What about the defective words for which the program did not offer any solutions?  There probably is room for tweaks that would catch what look like simple and common cases: ‘Apostl●s’ , ‘he●nous’, or ‘Cathedra●’.  Perhaps the machine can be taught to be more context aware. The word ‘backsliding’ occurs several times in the text, and there are three missed instances. But in each of them it appears that the transcriber misdescribed the defect: back●●tiding, backe●●ding, backes●ding. Can a machine be made smart enough to ‘see’ that?

If the results from Englands Complaint  hold true for the corpus at large, it appears likely that at least half of all defective words can be corrected algorithmically without human review. The machine will make some decisions that leave the defective word no worse off, and it will make some mistakes. In the source texts for this operation every word is wrapped in a <w> element with a lot of metadata. The corrected word carries a @type attribute with the value “machine-corrected”, creating opportunities for later review.   There may be procedures for identifying machine mistakes.

The procedures for fixing “known defects” can with some modifications be used for a project of identifying and fixing the unknown number of unknown defects. Misprints will in most cases produce spellings that are unique or rare. So you can consider all rare or unique spellings as suspect and look for spellings that fit the context and are one or two “edit distances” away from the suspect spelling. The review of Englands complaint led to the identification of 58 occurrences of four highly suspect spellings.  Extrapolate from that one case to 60,000 texts, and you see a lot of typographical cruft that would be amenable to machine correction with no or light human review.

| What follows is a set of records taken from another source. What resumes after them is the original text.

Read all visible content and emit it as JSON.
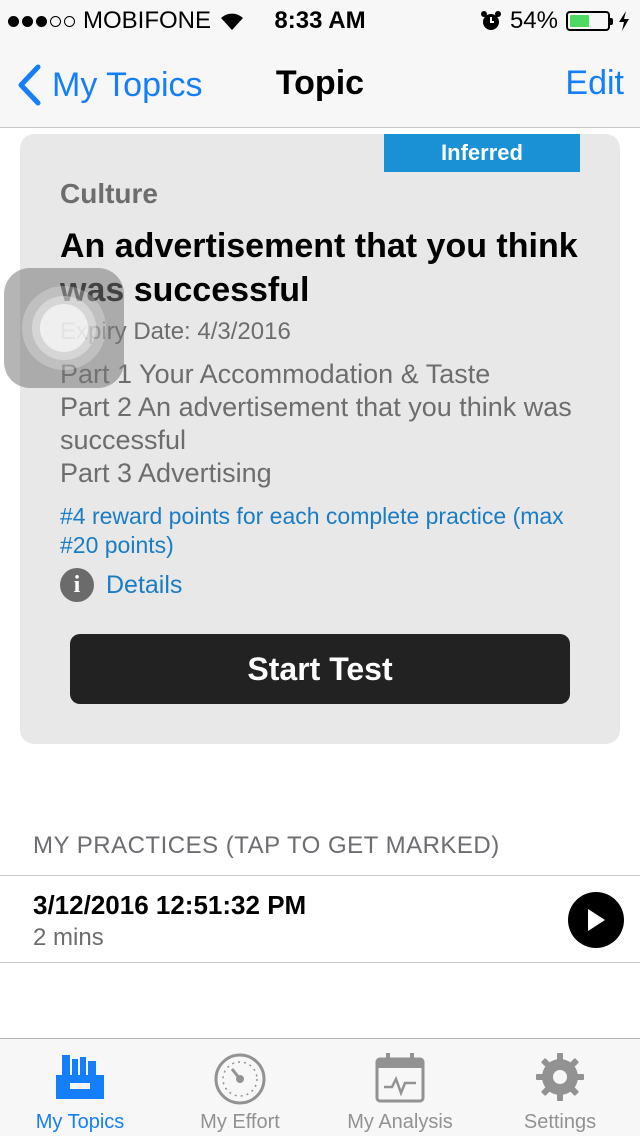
{
  "status_bar": {
    "carrier": "MOBIFONE",
    "time": "8:33 AM",
    "battery": "54%",
    "battery_level": 0.54
  },
  "nav": {
    "back_label": "My Topics",
    "title": "Topic",
    "edit_label": "Edit"
  },
  "card": {
    "badge": "Inferred",
    "category": "Culture",
    "title": "An advertisement that you think was successful",
    "expiry": "Expiry Date: 4/3/2016",
    "parts": [
      "Part 1 Your Accommodation & Taste",
      "Part 2 An advertisement that you think was successful",
      "Part 3 Advertising"
    ],
    "reward": "#4 reward points for each complete practice (max #20 points)",
    "details_label": "Details",
    "start_button": "Start Test"
  },
  "practices": {
    "header": "MY PRACTICES (TAP TO GET MARKED)",
    "items": [
      {
        "date": "3/12/2016 12:51:32 PM",
        "duration": "2 mins"
      }
    ]
  },
  "tabs": [
    {
      "label": "My Topics",
      "icon": "topics-icon",
      "active": true
    },
    {
      "label": "My Effort",
      "icon": "gauge-icon",
      "active": false
    },
    {
      "label": "My Analysis",
      "icon": "calendar-chart-icon",
      "active": false
    },
    {
      "label": "Settings",
      "icon": "gear-icon",
      "active": false
    }
  ],
  "colors": {
    "accent": "#157efb",
    "badge": "#1a91d5",
    "link": "#1a7cc4",
    "battery": "#4cd964"
  }
}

Is this worth doing? You probably wouldn’t do it for last month’s Twitter.  And many of the TCP texts don’t leave you with a high esteem of their writer or a desire to return to them for re-reading.   The Thomason tracts–pamphlets from the English Civil–are an important part of the TCP corrpus.  Thomas Carlyle called them a “hideous mass of rubbish,” but he added that they told you more than any other document about what Marx  called the “struggles and wishes” of that age. For decades or centuries they will be our window to the past, and it is worthwhile keeping that window as clean as possible.